For simplicity lets consider a theoretical pre-bust home value of $500k with a maximum loan ratio of 80%... the original loan was $400k… now lets say after a 30% devaluation the above home is now worth $350k... so post event the original loan ration is now 114% of valuation.
I believe the real impact of such an event is primarily dependent on the Banks/Lenders response… ie: do they:
- a) …call in their capital to ‘adjust’ the mortgage lend ratio risk exposure back to the 80% maximum or
- b) ...allow the mortgagees to continue to repay their original obligation if they so choose without loan ratio adjustment until the property is next sold.
I believe this is the fundamental difference in terms of the ultimate impact if and when this occurs.
In scenario a) which is what I understand was the general case across the USA after the GFC - I receive a call from the bank saying my lending ratio is now beyond the agreed value and I need to pay down my $400k loan to the 80% of the new property value ie: $320k therefore, I need to find $80k overnight.
Clearly this would be a position of significant stress for most families today and and as occurred in the US result in an extreme rate of 'automatic’ default.

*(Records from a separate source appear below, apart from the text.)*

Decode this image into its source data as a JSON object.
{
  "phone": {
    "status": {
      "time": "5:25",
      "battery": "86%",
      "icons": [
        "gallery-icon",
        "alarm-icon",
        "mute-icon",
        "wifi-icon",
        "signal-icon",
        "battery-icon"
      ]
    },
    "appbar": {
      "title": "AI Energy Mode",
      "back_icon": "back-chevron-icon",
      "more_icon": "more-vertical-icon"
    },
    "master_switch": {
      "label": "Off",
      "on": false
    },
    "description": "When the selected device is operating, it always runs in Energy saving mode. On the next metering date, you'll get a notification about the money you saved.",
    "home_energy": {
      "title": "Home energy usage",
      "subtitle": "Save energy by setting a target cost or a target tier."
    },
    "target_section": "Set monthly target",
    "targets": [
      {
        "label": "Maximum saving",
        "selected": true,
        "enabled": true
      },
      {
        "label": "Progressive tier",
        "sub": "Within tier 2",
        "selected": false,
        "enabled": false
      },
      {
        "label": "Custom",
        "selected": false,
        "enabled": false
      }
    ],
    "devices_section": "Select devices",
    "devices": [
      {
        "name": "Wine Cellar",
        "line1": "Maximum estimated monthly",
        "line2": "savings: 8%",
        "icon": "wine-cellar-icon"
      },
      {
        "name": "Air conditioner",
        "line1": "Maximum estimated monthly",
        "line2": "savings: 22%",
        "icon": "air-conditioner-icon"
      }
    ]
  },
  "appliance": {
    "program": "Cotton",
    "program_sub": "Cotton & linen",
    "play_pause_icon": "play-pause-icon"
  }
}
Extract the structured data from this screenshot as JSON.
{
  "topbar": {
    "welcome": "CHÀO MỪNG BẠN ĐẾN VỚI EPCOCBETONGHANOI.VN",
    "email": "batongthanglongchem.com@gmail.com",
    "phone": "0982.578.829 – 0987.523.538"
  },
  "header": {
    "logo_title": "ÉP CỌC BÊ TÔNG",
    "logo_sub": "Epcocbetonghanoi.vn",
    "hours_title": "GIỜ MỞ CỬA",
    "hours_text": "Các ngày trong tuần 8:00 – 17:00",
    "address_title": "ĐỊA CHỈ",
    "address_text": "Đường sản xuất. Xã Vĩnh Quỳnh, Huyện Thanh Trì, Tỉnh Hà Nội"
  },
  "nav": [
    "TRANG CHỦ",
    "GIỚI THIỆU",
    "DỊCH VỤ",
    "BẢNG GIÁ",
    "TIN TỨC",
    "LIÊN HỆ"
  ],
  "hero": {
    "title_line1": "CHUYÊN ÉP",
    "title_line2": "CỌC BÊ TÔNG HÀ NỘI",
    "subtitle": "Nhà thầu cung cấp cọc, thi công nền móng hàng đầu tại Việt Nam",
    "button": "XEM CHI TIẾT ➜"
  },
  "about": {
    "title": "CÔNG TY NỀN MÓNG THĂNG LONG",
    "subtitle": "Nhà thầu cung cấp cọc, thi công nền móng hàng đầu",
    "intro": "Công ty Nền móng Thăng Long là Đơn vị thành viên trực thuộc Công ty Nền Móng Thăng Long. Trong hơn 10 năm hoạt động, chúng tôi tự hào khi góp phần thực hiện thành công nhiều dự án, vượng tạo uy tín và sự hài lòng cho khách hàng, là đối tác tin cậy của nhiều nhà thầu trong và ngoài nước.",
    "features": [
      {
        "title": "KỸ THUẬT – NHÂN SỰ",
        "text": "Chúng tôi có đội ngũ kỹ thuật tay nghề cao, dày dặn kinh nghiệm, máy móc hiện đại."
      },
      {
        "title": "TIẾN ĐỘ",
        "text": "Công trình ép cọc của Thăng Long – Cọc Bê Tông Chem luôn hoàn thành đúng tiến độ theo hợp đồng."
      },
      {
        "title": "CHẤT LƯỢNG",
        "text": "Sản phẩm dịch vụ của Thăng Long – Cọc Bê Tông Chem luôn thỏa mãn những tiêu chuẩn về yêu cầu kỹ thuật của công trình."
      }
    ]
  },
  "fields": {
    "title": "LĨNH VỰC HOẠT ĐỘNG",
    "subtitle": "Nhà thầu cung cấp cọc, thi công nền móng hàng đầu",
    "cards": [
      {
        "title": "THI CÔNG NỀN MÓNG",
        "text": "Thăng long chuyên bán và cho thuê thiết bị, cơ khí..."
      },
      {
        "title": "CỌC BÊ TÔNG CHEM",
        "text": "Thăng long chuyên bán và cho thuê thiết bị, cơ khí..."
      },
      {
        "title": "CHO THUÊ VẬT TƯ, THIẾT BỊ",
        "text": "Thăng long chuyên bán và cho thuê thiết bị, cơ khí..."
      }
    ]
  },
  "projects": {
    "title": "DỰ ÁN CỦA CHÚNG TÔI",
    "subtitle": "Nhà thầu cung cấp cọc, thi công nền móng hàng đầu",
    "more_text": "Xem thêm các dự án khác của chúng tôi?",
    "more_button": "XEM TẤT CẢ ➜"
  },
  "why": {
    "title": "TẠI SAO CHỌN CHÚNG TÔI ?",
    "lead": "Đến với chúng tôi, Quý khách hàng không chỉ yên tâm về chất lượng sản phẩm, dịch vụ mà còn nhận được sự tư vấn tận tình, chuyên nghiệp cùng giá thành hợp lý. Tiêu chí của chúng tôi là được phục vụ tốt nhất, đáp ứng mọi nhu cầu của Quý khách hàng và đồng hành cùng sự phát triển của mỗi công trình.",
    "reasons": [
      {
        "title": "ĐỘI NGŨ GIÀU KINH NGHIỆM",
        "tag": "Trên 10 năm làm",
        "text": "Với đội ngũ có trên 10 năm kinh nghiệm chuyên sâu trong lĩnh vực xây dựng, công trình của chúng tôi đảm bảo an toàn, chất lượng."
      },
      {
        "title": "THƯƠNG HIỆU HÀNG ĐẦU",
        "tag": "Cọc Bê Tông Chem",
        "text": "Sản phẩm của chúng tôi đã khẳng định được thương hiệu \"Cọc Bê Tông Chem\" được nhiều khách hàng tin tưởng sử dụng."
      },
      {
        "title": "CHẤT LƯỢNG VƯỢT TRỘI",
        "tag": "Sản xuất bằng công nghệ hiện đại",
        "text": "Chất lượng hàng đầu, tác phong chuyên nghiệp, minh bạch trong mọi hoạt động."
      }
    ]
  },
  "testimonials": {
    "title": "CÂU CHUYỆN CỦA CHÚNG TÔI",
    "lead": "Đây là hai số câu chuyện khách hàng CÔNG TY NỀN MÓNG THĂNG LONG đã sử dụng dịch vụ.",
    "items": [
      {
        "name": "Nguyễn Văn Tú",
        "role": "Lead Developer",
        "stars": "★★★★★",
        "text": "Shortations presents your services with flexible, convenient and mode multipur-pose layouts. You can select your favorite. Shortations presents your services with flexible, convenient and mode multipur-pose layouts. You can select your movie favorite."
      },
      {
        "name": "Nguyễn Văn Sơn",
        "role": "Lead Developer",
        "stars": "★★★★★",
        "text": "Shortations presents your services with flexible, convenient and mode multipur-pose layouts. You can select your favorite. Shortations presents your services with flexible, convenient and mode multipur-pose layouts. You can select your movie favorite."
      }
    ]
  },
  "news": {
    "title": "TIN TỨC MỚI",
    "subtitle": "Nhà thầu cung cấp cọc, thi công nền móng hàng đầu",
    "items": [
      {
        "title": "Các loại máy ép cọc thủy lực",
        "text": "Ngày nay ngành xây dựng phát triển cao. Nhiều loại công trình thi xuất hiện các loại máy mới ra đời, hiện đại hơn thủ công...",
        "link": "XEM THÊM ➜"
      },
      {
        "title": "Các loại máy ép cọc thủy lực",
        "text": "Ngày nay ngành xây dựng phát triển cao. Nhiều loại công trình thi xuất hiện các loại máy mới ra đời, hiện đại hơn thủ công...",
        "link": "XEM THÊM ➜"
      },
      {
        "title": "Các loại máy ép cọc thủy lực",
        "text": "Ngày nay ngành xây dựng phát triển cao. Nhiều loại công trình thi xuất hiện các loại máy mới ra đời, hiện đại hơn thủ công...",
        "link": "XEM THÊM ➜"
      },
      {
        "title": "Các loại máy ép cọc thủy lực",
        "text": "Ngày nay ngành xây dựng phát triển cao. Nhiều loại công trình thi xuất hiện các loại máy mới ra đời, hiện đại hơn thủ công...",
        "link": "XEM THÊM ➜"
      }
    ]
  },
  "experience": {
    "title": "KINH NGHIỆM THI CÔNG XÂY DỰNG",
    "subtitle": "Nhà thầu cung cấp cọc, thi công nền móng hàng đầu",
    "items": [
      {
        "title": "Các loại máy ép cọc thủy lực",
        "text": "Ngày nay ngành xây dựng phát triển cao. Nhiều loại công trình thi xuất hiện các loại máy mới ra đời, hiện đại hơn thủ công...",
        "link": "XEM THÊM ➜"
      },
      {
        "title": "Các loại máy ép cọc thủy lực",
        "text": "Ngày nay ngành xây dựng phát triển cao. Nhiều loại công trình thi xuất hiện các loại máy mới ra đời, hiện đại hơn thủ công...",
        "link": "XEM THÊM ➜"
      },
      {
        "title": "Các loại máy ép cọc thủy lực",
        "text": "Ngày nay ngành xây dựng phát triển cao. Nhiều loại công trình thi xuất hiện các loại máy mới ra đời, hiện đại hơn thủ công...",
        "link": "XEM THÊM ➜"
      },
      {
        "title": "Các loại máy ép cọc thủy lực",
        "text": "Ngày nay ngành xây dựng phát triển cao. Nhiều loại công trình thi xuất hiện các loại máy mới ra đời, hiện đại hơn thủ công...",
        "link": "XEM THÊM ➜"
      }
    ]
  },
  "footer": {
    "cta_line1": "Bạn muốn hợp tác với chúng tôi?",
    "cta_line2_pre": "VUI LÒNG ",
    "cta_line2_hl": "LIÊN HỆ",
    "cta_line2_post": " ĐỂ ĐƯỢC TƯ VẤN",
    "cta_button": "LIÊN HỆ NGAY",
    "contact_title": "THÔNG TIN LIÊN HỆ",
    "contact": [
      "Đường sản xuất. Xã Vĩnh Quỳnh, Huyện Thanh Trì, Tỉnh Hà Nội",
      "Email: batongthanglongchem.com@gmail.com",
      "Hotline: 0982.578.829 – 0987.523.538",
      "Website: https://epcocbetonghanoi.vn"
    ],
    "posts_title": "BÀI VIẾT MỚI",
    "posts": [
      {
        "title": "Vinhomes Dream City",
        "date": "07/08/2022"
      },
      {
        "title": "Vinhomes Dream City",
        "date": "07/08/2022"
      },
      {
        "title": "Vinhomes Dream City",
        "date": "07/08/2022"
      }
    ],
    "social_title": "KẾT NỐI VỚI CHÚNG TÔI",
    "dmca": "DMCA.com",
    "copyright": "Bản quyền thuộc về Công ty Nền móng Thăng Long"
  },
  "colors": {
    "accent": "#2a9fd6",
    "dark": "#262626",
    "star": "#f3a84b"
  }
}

Banks end up with huge volumes of foreclosures which further decrease the value of their fire-sale house stock... clearly this scenario works for no one.
Under scenario b) the mortgageee continues to pay the original obligation under the original terms... the housing market will certainly slow due to the debt to equity ratio becoming less viable for some but this effect would be somewhat offset by the lowering of prices across the market. Some with low debt to equity ratios would still be in a position to upgrade whilst others would choose to sit tight and repay their original obligation.
Option b) might leave the banks more exposed for a short period… but at least when considering the family home (and the unique nature of that investment as more than a simple economic transaction), I question in the longer run if option b) would not be a more lucrative approach for all…?
Any informed professional feedback as to any other side effects or impacts also, what the likely response from the major Aussie lenders might be, would be appreciated.